It's a cliche that, in India, cricket is a religion and players such as Sachin Tendulkar are its gods. Now this "truth" has been taken to ridiculous levels, with almost 50 brands being endorsed among the top six Indian cricketers - Tendulkar, Rahul Dravid, MS Dhoni, Saurav Ganguly, Yuvraj Singh and Virender Sehwag.
The recent news regarding the Indian Cricket Board's decision to allow each cricketer to endorse a maximum of three brands has got the country's advertising and marketing worlds abuzz.
Many wonder if the board is within its legal rights in imposing such a ban, and whether the power of money will ultimately force the authorities to rescind this order. They also talk about whether all this money from endorsements distracts players from their primary task: playing cricket.

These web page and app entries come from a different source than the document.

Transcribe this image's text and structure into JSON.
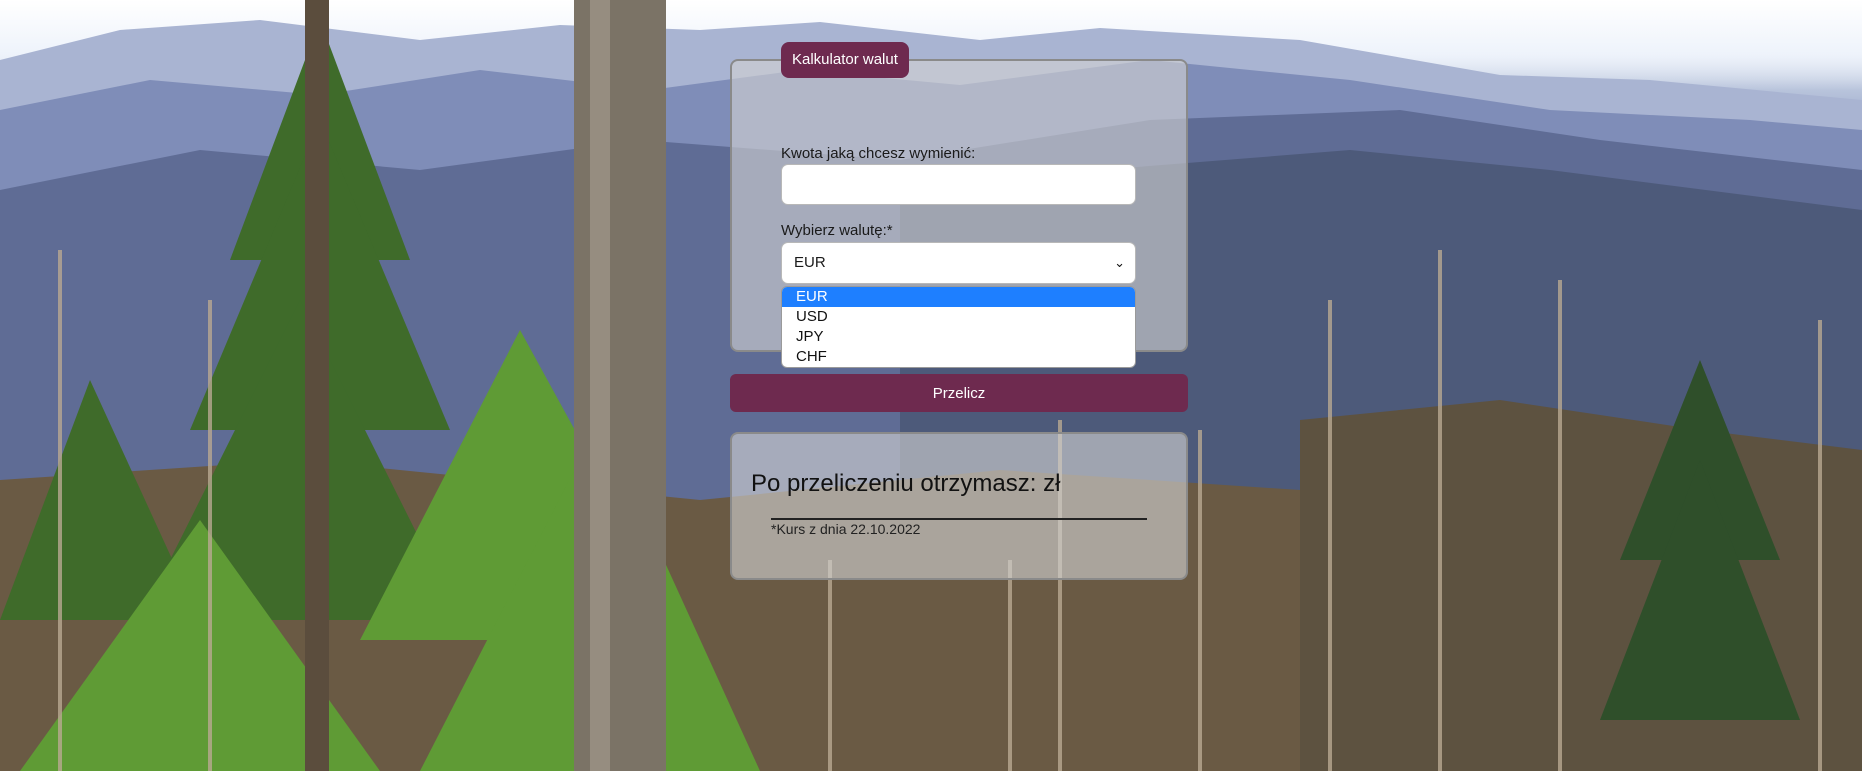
{
  "app": {
    "title": "Kalkulator walut"
  },
  "form": {
    "amount_label": "Kwota jaką chcesz wymienić:",
    "amount_value": "",
    "currency_label": "Wybierz walutę:*",
    "currency_selected": "EUR",
    "currency_options": [
      "EUR",
      "USD",
      "JPY",
      "CHF"
    ],
    "submit_label": "Przelicz"
  },
  "result": {
    "text": "Po przeliczeniu otrzymasz: zł",
    "rate_note": "*Kurs z dnia 22.10.2022"
  },
  "colors": {
    "accent": "#6e2a4f",
    "highlight": "#1e7fff"
  }
}
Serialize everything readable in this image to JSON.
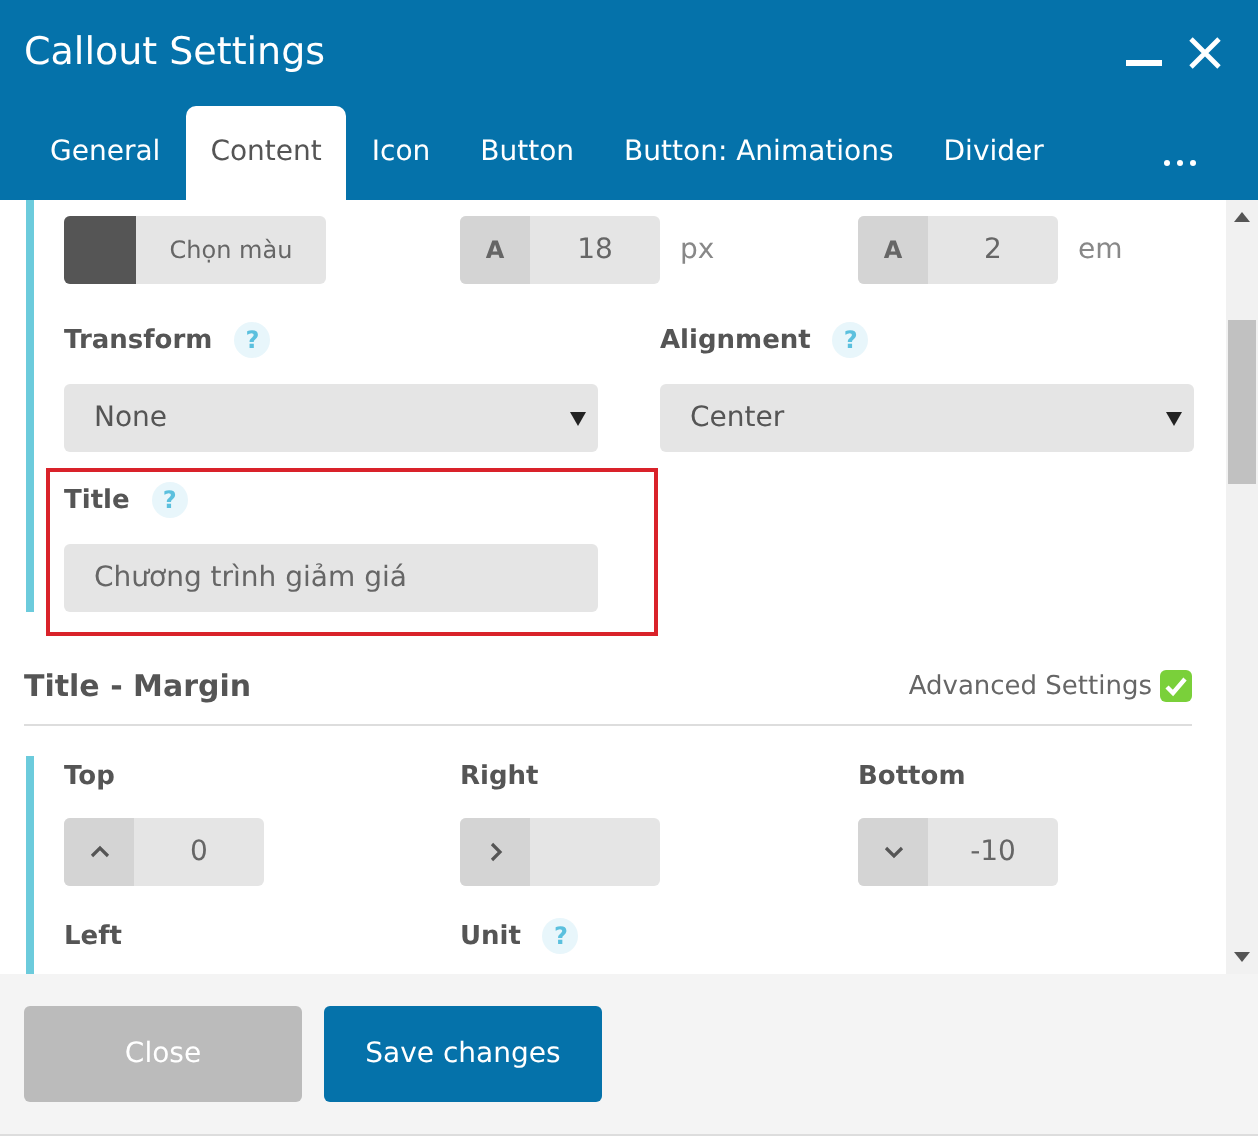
{
  "window": {
    "title": "Callout Settings"
  },
  "tabs": [
    {
      "label": "General",
      "selected": false
    },
    {
      "label": "Content",
      "selected": true
    },
    {
      "label": "Icon",
      "selected": false
    },
    {
      "label": "Button",
      "selected": false
    },
    {
      "label": "Button: Animations",
      "selected": false
    },
    {
      "label": "Divider",
      "selected": false
    }
  ],
  "typography": {
    "color_picker": {
      "label": "Chọn màu"
    },
    "font_size": {
      "prefix": "A",
      "value": "18",
      "unit": "px"
    },
    "line_height": {
      "prefix": "A",
      "value": "2",
      "unit": "em"
    }
  },
  "fields": [
    {
      "label": "Transform",
      "help": "?",
      "kind": "select",
      "value": "None",
      "highlighted": false
    },
    {
      "label": "Alignment",
      "help": "?",
      "kind": "select",
      "value": "Center",
      "highlighted": false
    },
    {
      "label": "Title",
      "help": "?",
      "kind": "text",
      "value": "Chương trình giảm giá",
      "highlighted": true
    }
  ],
  "margin_section": {
    "title": "Title - Margin",
    "advanced_settings": {
      "label": "Advanced Settings",
      "checked": true
    },
    "fields": [
      {
        "label": "Top",
        "kind": "up",
        "value": "0"
      },
      {
        "label": "Right",
        "kind": "right"
      },
      {
        "label": "Bottom",
        "kind": "down",
        "value": "-10"
      },
      {
        "label": "Left"
      },
      {
        "label": "Unit",
        "help": "?"
      }
    ]
  },
  "footer": {
    "buttons": [
      {
        "label": "Close",
        "kind": "secondary"
      },
      {
        "label": "Save changes",
        "kind": "primary"
      }
    ]
  }
}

All this is beside the point. Regulation or not, clients and agencies should embrace the death of the "cricket formula" and use it as an opportunity to develop more cost-effective and cutting-edge ways of building brands.
Recently, more and more companies have started using cricketers to endorse their brands. It has become a sort of bidding war, with each brand trying to trump its competitor by signing a more popular player. Quite entertaining, were it all not such a colossal waste of money.
Several marketers have confessed that cricketer endorsements were a waste of money. The fit with the brand was a reach at best, the cricketers proved extremely poor actors, and there were constraints on when commercials could be aired.
Endorsements took the place of creativity. They were far easier to execute and to explain to the board. And they made the marketing department sound like it was working hard and being aggressive. Perfect. Cricketer endorsements were even more crucial when competitors were using them, too.
But with the new rule, cricketers' fees will sharply increase. And their returns aren't likely to improve proportionally. So, what are marketers to do now?
One option is to fight the board, which has repeatedly demonstrated a complete lack of principles, with making money its only concern.
The other is to zag when the market zigs. This is the untested route. It could lead to the making of new marketing heroes - as well as some big mistakes. But it is the tactic that says: "My brand is more important than the cricketer's brand."
Now is the time for brilliant marketers and their agencies to stand up and be counted, and to justify those fat pay packets. Now is the time to come up with those Big Hairy Audacious Ideas that were shelved in order to pursue the easy idea of the hard-to-get cricketer and his harder-to-get time slots.
Suman Srivastava is the chief executive of Euro RSCG India.